____ DATA PROVIDED
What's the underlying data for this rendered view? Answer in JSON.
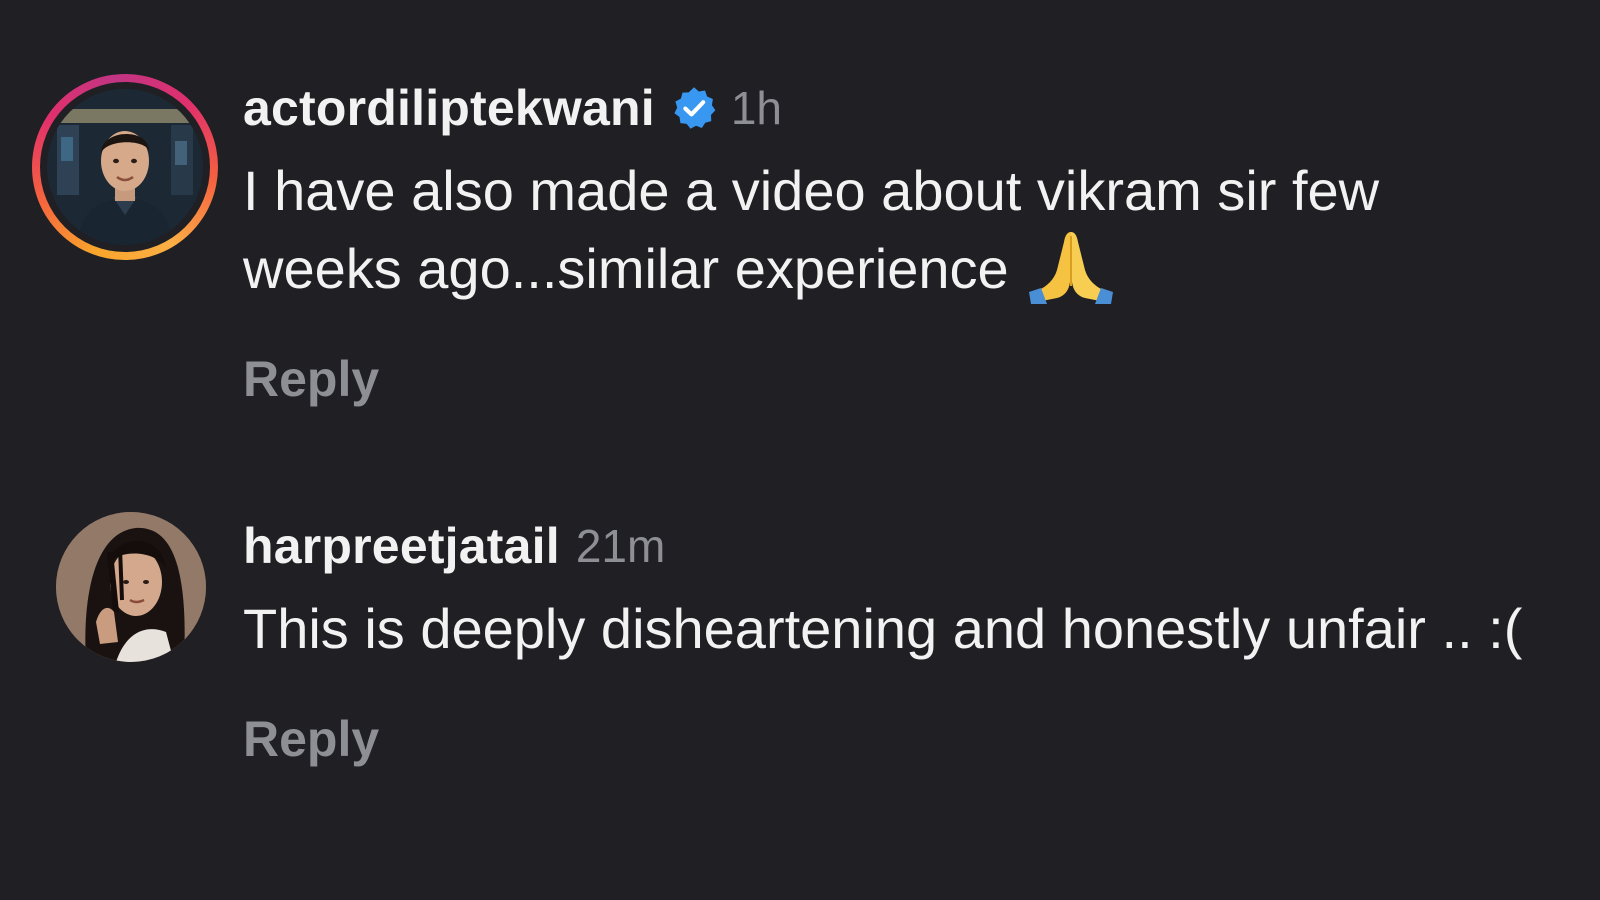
{
  "comments": [
    {
      "username": "actordiliptekwani",
      "verified": true,
      "time": "1h",
      "text": "I have also made a video about vikram sir few weeks ago...similar experience",
      "emoji": "🙏",
      "reply_label": "Reply",
      "avatar_has_story_ring": true
    },
    {
      "username": "harpreetjatail",
      "verified": false,
      "time": "21m",
      "text": "This is deeply disheartening and honestly unfair .. :(",
      "reply_label": "Reply",
      "avatar_has_story_ring": false
    }
  ],
  "colors": {
    "background": "#1f1f24",
    "text": "#f2f2f2",
    "muted": "#8e8e95",
    "verified_badge": "#3897f0"
  }
}
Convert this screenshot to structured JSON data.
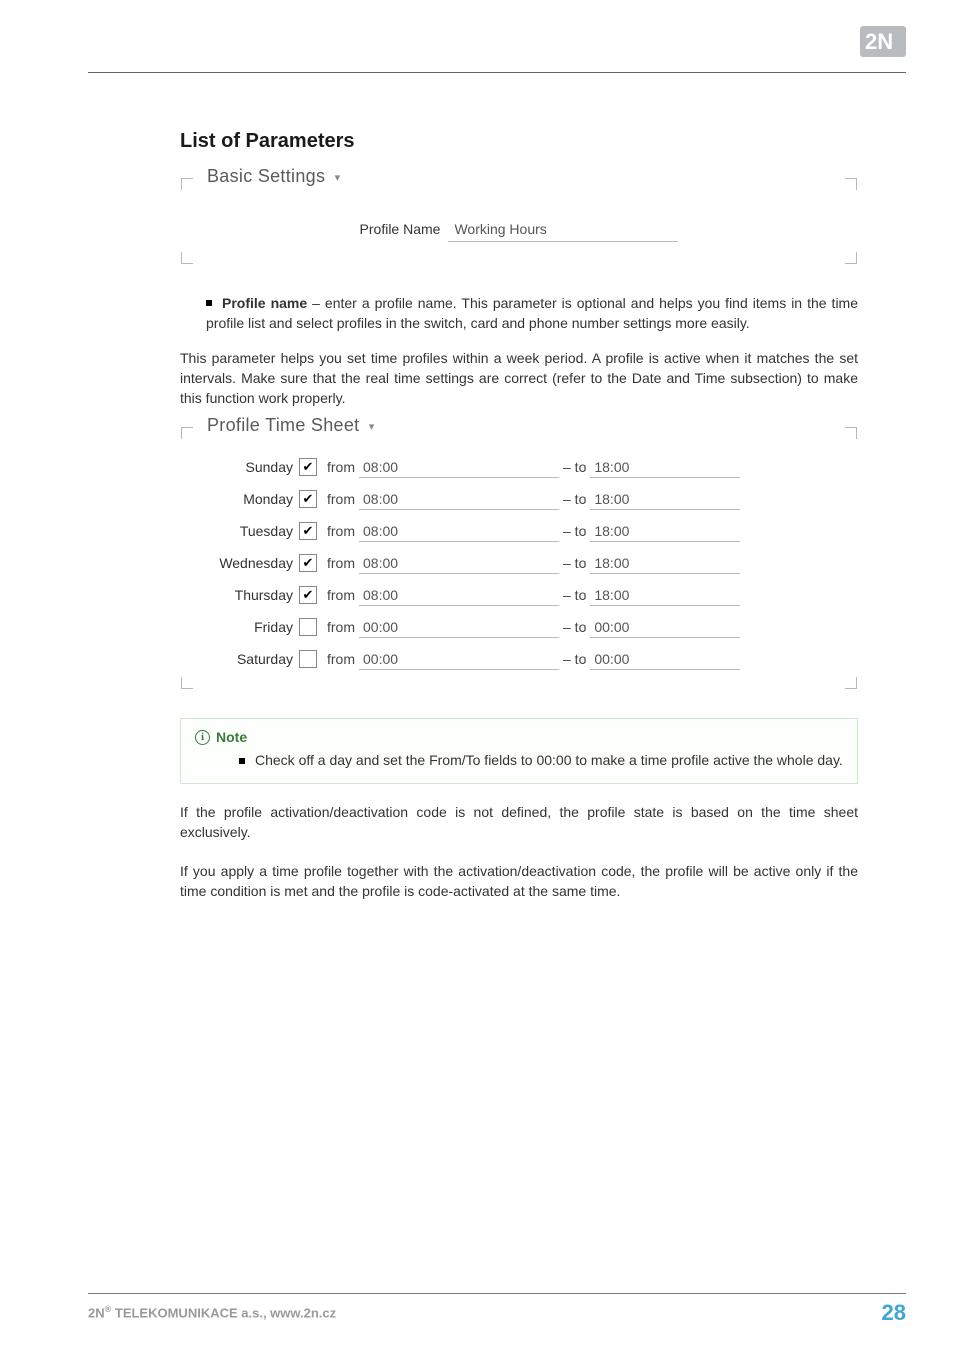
{
  "heading": "List of Parameters",
  "basic_settings": {
    "legend": "Basic Settings",
    "profile_name_label": "Profile Name",
    "profile_name_value": "Working Hours"
  },
  "profile_name_desc": {
    "term": "Profile name",
    "rest": " – enter a profile name. This parameter is optional and helps you find items in the time profile list and select profiles in the switch, card and phone number settings more easily."
  },
  "intro_para": "This parameter helps you set time profiles within a week period. A profile is active when it matches the set intervals. Make sure that the real time settings are correct (refer to the Date and Time subsection) to make this function work properly.",
  "time_sheet": {
    "legend": "Profile Time Sheet",
    "from_label": "from",
    "to_label": "– to",
    "rows": [
      {
        "day": "Sunday",
        "enabled": true,
        "from": "08:00",
        "to": "18:00"
      },
      {
        "day": "Monday",
        "enabled": true,
        "from": "08:00",
        "to": "18:00"
      },
      {
        "day": "Tuesday",
        "enabled": true,
        "from": "08:00",
        "to": "18:00"
      },
      {
        "day": "Wednesday",
        "enabled": true,
        "from": "08:00",
        "to": "18:00"
      },
      {
        "day": "Thursday",
        "enabled": true,
        "from": "08:00",
        "to": "18:00"
      },
      {
        "day": "Friday",
        "enabled": false,
        "from": "00:00",
        "to": "00:00"
      },
      {
        "day": "Saturday",
        "enabled": false,
        "from": "00:00",
        "to": "00:00"
      }
    ]
  },
  "note": {
    "title": "Note",
    "item": "Check off a day and set the From/To fields to 00:00 to make a time profile active the whole day."
  },
  "closing_paras": [
    "If the profile activation/deactivation code is not defined, the profile state is based on the time sheet exclusively.",
    "If you apply a time profile together with the activation/deactivation code, the profile will be active only if the time condition is met and the profile is code-activated at the same time."
  ],
  "footer": {
    "left_prefix": "2N",
    "left_sup": "®",
    "left_rest": " TELEKOMUNIKACE a.s., www.2n.cz",
    "page": "28"
  }
}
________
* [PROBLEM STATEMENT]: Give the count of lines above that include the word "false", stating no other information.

* [SOLUTION FOR THIS EXERCISE]: 4